• **TASK**
Could you copy every line of the data that contains the word "name"?

(Interface dataset entries)

-------

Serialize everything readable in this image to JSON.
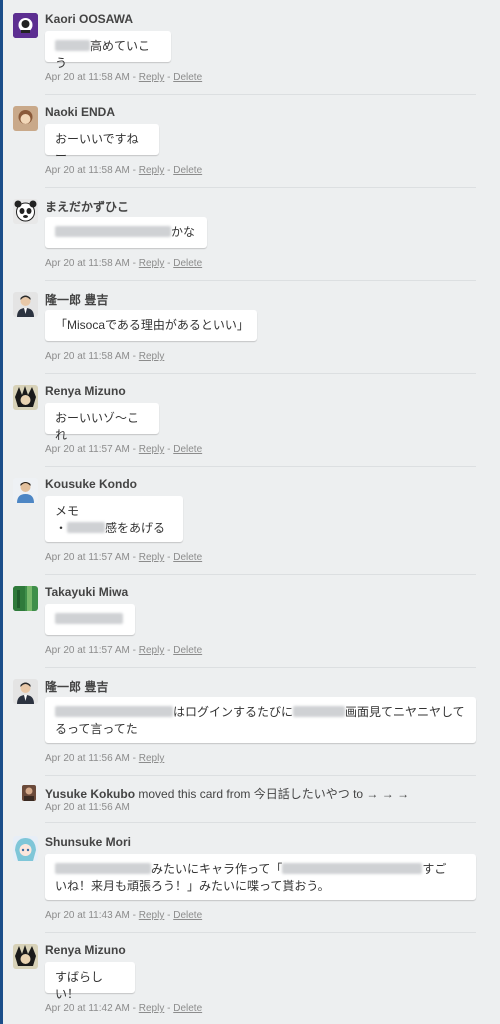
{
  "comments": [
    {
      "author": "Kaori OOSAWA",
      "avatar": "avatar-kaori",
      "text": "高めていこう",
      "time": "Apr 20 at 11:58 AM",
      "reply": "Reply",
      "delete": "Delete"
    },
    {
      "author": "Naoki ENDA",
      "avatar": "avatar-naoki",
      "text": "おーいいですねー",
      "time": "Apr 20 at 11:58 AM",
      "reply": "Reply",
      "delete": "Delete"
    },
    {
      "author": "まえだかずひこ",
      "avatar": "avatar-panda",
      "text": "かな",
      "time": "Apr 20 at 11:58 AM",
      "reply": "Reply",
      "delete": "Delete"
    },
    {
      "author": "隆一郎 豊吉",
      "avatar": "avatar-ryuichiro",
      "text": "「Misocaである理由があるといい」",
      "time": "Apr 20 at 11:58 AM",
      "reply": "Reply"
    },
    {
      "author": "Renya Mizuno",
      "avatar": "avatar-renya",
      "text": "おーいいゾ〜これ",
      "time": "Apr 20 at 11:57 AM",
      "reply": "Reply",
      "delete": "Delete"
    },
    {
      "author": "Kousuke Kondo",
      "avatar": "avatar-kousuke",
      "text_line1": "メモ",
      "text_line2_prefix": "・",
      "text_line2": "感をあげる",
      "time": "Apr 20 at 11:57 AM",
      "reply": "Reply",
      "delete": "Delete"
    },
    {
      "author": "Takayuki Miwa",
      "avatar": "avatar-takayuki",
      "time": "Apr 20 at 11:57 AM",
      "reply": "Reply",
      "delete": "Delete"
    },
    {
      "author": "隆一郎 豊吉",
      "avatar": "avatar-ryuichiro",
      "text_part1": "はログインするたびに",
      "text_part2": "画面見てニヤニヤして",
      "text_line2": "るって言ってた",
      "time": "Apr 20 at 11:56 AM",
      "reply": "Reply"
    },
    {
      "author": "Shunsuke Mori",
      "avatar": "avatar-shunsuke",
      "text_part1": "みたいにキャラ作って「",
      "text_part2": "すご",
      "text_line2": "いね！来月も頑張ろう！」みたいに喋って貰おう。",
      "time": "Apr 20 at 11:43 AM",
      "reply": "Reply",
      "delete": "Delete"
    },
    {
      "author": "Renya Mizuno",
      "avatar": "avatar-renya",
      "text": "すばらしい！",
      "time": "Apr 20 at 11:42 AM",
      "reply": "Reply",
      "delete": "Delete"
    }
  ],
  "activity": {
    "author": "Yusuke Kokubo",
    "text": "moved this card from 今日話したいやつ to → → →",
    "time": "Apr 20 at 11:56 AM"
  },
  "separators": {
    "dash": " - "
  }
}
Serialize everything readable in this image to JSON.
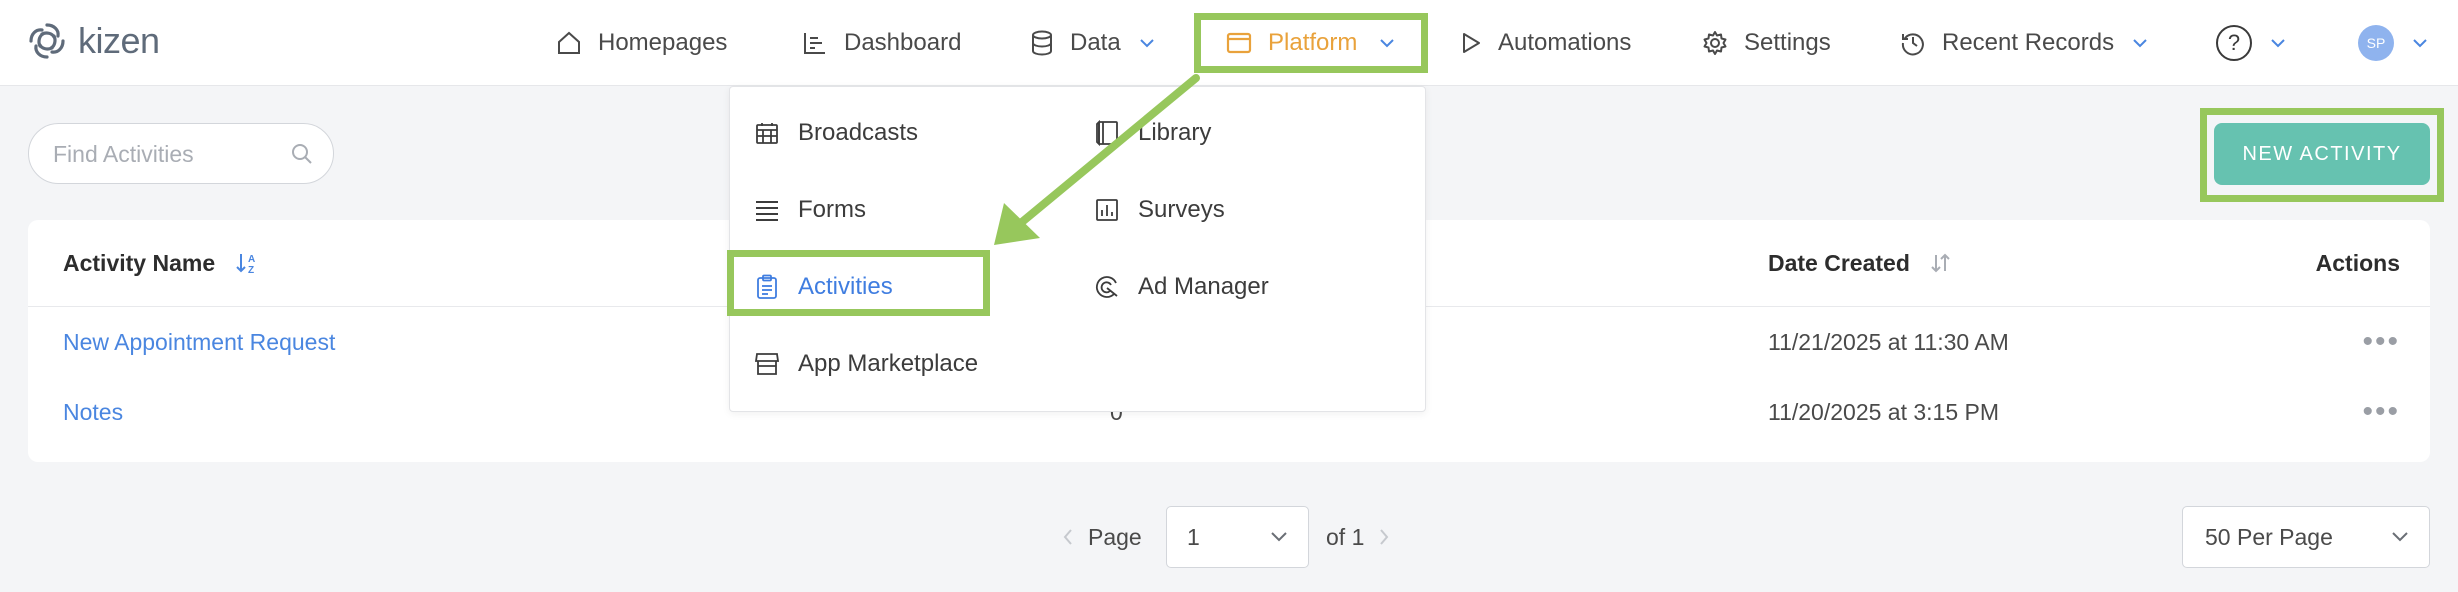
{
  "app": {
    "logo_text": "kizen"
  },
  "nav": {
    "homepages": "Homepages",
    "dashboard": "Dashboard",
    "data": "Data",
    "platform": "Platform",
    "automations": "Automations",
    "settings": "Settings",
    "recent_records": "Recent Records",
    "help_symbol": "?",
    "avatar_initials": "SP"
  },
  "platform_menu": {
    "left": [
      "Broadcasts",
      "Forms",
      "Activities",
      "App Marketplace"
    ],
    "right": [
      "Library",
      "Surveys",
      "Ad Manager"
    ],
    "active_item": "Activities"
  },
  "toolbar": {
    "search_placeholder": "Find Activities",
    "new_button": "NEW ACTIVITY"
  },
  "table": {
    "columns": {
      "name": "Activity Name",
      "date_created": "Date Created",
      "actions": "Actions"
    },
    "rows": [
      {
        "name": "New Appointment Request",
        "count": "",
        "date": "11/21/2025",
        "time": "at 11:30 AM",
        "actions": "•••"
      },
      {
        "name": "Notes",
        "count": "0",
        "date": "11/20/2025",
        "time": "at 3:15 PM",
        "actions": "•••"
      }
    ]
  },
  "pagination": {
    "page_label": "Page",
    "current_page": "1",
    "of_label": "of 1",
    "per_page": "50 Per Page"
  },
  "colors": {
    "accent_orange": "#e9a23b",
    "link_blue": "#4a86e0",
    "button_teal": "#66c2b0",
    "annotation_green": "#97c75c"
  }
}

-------

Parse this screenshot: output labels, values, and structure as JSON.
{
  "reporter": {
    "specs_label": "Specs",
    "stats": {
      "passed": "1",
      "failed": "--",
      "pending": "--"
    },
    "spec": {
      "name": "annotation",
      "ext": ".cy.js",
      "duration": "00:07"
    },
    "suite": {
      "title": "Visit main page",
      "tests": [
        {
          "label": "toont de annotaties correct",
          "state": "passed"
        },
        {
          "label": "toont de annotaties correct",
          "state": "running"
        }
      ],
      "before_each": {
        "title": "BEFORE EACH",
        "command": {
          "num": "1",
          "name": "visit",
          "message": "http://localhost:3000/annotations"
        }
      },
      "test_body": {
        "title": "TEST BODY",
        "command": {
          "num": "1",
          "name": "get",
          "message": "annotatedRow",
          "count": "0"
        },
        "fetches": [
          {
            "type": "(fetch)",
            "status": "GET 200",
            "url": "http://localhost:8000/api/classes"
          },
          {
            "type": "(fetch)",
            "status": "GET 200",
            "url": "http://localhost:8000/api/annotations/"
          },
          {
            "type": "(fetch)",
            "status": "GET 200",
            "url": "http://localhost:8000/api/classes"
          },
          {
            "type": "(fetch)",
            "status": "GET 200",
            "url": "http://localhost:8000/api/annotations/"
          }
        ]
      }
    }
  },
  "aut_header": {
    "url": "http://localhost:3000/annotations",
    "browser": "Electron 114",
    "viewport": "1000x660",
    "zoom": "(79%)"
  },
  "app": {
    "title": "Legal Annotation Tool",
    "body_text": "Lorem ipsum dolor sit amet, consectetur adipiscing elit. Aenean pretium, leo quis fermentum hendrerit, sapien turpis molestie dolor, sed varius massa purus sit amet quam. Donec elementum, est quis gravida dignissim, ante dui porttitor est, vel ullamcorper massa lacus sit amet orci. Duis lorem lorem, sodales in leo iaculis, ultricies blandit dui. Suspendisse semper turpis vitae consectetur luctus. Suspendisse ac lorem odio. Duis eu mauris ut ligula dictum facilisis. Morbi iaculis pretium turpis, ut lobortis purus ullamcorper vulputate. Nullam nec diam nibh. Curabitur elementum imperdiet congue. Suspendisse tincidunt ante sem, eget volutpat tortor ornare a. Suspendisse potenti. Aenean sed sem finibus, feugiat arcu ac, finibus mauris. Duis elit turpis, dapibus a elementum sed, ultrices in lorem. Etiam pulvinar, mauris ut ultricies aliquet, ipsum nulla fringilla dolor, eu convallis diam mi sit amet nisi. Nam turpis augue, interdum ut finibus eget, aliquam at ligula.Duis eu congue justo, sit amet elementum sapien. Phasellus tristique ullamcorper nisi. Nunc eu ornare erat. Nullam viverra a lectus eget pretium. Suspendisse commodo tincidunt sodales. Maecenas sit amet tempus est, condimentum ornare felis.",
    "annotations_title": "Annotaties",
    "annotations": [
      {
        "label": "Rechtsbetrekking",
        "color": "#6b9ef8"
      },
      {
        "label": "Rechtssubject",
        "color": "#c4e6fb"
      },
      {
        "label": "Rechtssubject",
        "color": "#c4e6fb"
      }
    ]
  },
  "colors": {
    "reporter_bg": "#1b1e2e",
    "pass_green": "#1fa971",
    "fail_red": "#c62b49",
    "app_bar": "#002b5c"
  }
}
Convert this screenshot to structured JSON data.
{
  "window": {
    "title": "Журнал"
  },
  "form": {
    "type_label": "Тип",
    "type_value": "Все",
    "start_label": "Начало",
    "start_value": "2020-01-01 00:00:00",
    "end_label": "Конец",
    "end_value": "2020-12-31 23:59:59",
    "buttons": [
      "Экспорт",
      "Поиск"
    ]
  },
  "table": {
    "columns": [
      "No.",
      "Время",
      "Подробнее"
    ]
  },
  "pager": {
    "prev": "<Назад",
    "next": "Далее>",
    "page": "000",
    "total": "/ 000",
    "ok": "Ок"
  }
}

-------

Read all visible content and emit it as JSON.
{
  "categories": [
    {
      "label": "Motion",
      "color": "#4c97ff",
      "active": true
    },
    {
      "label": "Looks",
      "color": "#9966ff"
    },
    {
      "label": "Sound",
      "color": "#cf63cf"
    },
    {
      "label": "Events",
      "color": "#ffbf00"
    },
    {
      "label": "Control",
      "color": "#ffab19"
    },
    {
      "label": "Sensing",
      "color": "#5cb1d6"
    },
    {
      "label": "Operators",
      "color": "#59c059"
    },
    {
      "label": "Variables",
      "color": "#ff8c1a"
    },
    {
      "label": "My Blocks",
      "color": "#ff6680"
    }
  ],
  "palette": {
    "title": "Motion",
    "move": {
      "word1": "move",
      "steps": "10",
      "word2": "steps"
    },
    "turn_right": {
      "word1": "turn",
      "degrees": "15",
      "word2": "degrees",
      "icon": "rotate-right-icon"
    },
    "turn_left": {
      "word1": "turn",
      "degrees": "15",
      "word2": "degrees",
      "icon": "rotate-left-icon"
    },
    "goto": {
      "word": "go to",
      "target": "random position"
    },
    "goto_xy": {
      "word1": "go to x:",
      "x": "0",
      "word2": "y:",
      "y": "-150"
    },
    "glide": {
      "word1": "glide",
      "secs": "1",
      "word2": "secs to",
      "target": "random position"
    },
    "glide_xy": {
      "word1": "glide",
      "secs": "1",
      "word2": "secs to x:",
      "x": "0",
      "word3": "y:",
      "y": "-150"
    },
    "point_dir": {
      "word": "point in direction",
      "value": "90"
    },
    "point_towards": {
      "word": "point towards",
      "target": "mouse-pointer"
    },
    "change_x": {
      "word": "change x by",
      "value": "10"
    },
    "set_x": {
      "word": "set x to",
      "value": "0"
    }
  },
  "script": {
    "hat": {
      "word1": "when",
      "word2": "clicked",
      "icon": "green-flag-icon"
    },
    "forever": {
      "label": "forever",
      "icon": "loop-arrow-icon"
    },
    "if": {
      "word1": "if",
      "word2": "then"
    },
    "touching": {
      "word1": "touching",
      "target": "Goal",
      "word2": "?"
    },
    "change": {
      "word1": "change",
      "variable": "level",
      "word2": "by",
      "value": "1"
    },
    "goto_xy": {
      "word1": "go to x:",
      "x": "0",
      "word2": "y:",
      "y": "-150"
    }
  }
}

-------

• **SOLUTION FOR THIS PROBLEM**
      "name": "Activity Name",
        "name": "New Appointment Request",
        "name": "Notes",
      "name": "annotation",
          "name": "visit",
          "name": "get",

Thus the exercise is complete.